Customer: replied 9 years ago.
Yes I did already see that case and have read the tax form. That is a teleworker case which is not the same as me.

I worked for a Delaware incorporated company with corporate headquarters in Georgia with a branch office in NY. This company employed me as a management consultant and as part of that job I worked at clients and solicited clients in locations in the US, Canada, and Europe. This is not a teleworker situation where not being in the office was a convenience --- my work was in other places. The non resident tax form supports that I only owe tax for the days I was in NY (or working at home for convenience)--- I am not disputing this or even asking about this now.

They sent me a 40K bill, I contested it, they asked me how many days I was in NY, I said 6, they don't accept that answer so now we are going to conciliation and/or trial and I guess I am gonna have to prove where I was every work day for 2004 or they will assume it was NY.

I am asking about what the audit process is going to be like and what to expect.

I can not go back to Pa and ask for money back because I have not yet paid anything to NY. Assuming Pa would agree that the money is NY's and not their's I still have an issue cause the deadline for filing an ammended Pa return is this April and I will not be done with NY by then. So I am at about 20k paid to Pa already in income tax and NY wants that 20K plus an additional 20K in interest and penalties that they managed to assess before even telling me they thought they had a claim.

If someone on here has expereince with the NY audit process, conciliation conferences, audits etc then I welcome that input. This is the type of input I have been unable to find on-line (unlike the tax forms and related court opinions).

I am not sure if this forum can get me this info or not --- just thought I would try.
Expert:  Wendy Reed replied 9 years ago.

I'm sorry we cannot be of more assistance to you. I have not personally been involved in NY audit process, but from what I have seen others go through, I agree that NY's attempts at collection are adversarial and difficult. With money like that at stake, I would definitely hire an experienced party to represent you.
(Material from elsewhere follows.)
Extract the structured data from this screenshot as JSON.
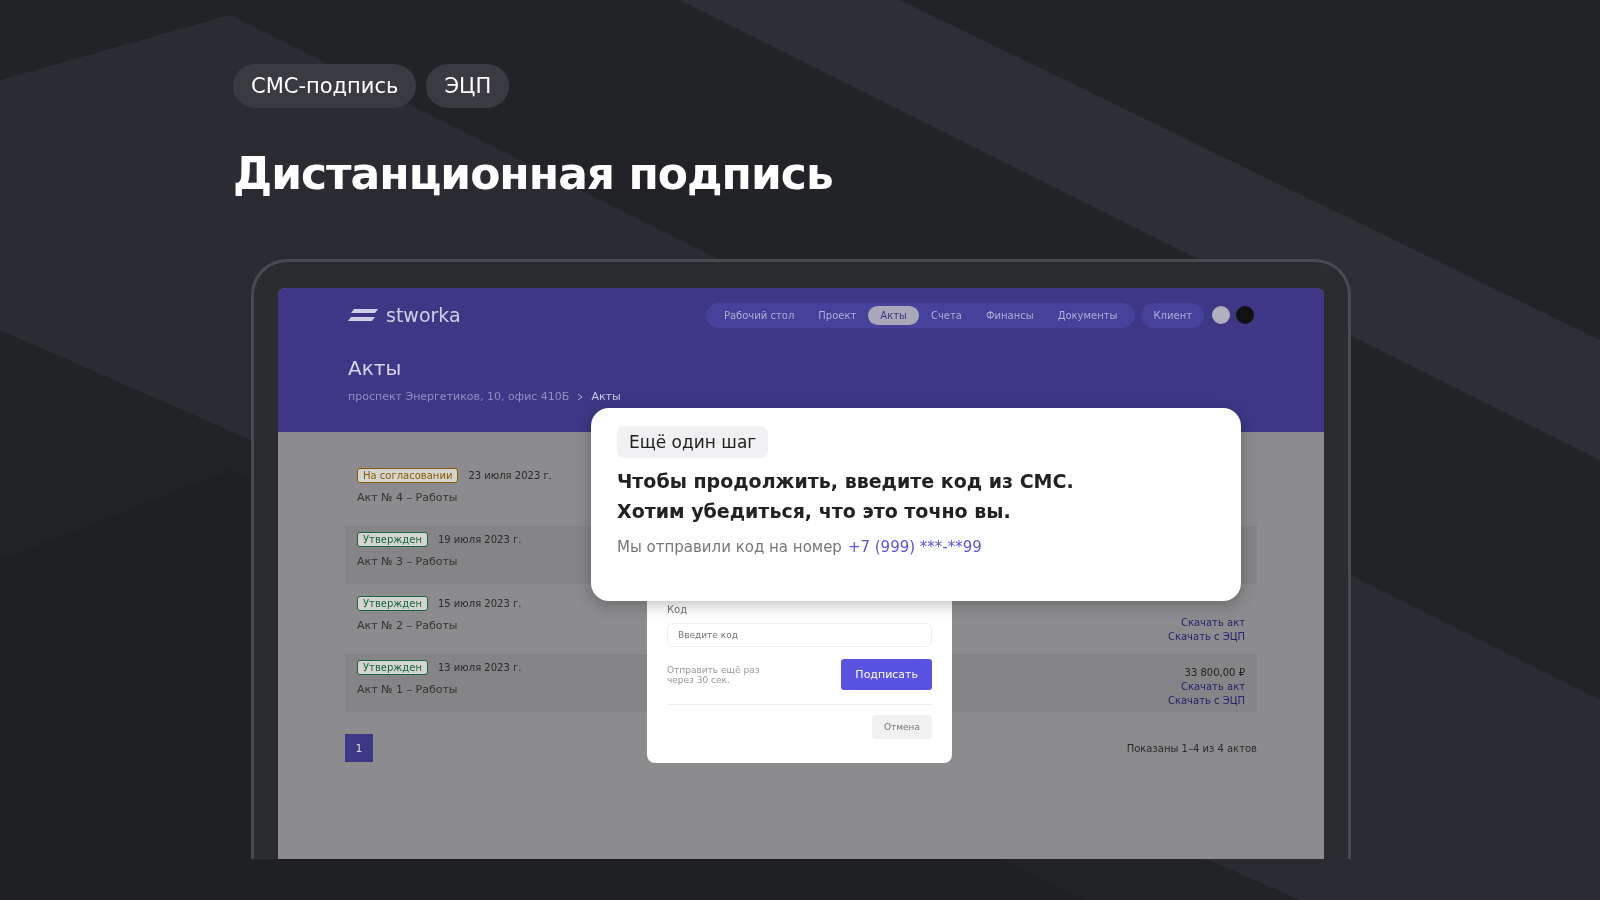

You may also wish to contact PA department of revenue and see if there is a procedure or a way to ask for special permission to extend the 3 year limitation on refunds. You definitely have a basis for this. If not, you may amend your 2004 PA form now with the presumption that you are due a refund based on credit for tax paid to another jurisdication because of taxes due to NY.